a Multi-platform Project

Sound of humpback whales & sea lions breathing. Increase |||||| on speaker for more volume. Note: the long, deep breaths are the humpbacks, the shorter faster breaths are the sea lions

Phase 1: Film & Website: exploring the human-whale connection


In 2019 it will be 50 years since the bloody hunt that wiped out 90% of the ocean’s whales ended in Canadian waters. Migrating humpback whales are starting to return to their old feeding grounds in the Salish Sea on Canada’s Pacific coast. How can humans; fishers, whale watchers, recreational and commercial boaters, and local residents welcome and get to know their new large neighbours?

Two local filmmakers are determined to find out.  With a classic sailboat and dreams of singing  whales they embark on an intrepid journey –  to learn how to make friends with humpback whales in the Salish Sea.

May 2015: Phase 1 Film Work Plan

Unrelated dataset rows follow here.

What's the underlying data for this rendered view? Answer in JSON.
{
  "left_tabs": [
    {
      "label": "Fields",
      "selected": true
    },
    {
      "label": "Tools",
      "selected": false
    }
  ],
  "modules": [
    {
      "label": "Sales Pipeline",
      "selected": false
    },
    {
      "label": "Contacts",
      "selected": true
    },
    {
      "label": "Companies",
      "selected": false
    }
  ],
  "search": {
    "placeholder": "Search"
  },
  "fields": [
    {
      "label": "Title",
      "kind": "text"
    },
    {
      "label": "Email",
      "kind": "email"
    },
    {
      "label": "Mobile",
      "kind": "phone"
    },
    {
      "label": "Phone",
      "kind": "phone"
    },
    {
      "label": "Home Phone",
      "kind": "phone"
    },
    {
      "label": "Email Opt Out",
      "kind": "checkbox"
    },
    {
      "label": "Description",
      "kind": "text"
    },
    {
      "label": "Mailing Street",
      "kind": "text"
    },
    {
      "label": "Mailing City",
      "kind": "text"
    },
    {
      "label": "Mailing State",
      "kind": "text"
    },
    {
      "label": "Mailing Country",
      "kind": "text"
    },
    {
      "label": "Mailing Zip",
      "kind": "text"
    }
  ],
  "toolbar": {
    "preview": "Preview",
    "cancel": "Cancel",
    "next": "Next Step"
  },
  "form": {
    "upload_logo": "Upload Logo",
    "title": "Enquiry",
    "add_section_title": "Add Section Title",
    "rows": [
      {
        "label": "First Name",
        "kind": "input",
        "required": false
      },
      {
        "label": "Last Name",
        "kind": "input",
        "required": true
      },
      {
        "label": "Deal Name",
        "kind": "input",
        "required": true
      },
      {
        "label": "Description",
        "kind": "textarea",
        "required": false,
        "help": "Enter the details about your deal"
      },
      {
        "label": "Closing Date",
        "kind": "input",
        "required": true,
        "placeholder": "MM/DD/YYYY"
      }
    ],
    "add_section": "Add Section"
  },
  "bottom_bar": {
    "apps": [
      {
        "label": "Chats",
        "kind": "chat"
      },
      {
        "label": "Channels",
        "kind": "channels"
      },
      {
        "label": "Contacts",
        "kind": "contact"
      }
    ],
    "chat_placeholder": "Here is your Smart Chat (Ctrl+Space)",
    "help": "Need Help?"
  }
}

The Summer of 2015 was intended to be a research season for the project. Instead it turned out to be a season of moving home and work and repairing boats and boat engine [SEE BLOG for DETAILS].

Feb 2016:  START AGAIN: Continue Phase 1

A reading of the 2015 monthly Whale journals blog will quickly reveal that, during our first research season, we filmmakers got as far out on the Salish Sea as the beach at low tide.. Unfortunately life got in the way in the form of a complex move that dragged on from April through August. Then refusal of the carburetor on their sailboat engine to quit leaking and cooperate with the work plan schedule ate up September – Jan. 2016.

Finally, thanks to a local skipper and a virtuoso mechanic  we will start again in the Spring of 2016 with a purring engine and overhauled carburetor.  In retrospect, though frustrating, it doesn’t hurt to have another year of research under our belts (along with a bit of winter fat) and whale song in our hearts.

“How to make friends with your local whales” is still the story on which 2016 filming will focus. The filmmakers will be living on the water in their sailboat for weeks at a time. We plan to film humpback whales as they go about their natural business making their living in the Salish Sea. We hope that local humpbacks will become familiar with the boat and us. We certainly won’t be chasing  whales but if they are curious enough to approach the boat we will welcome their attentions. We will also attempt to communicate with them.

We are also searching for humans who have whale or dolphin friends so we can consult with them about how they developed their relationships. In fact  Phase I could be called “How to Make Friends With Whales”.

Of course it’s helpful to find a whale first. Even then, the whale or dolphin may not be interested in having a human friend. Here’s hoping a cetacean or two are willing to honour us… or humour us. Stay tuned!

Phase I: The Website

The website platform of the project dives deeper into human – whale relationship questions. Can humans and cetaceans communicate with each other telepathically? Can humans learn whale and dolphin languages?  Can we understand each others’ cultures?  even learn how to work together for the health of the oceans?

The website will feature:

  • audio recordings of humpback whale language and song with links to research into cetacean language being done around the world.
  • inter-species communication techniques – exercises you can do in real time – with links to websites of indigenous trackers and animal communicators practicing telepathic communication and teaching these skills
  • fascinating facts about life in the ocean and ocean health – with links to advocacy groups and campaigns you may want to join
  • the universe according to whales – how whales perceive the world through their unique physiology


To say that a humpback whale is merely large depends on your perspective. When a 16m (52ft) whale swims under your 3m (9ft) boat your voice tends to rise rise 2 octaves in breathless excitement!

A Humpback named “KC” (Kelp Creature) steaming up Jervis Inlet past our 3m(9 ft) inflatable dinghy.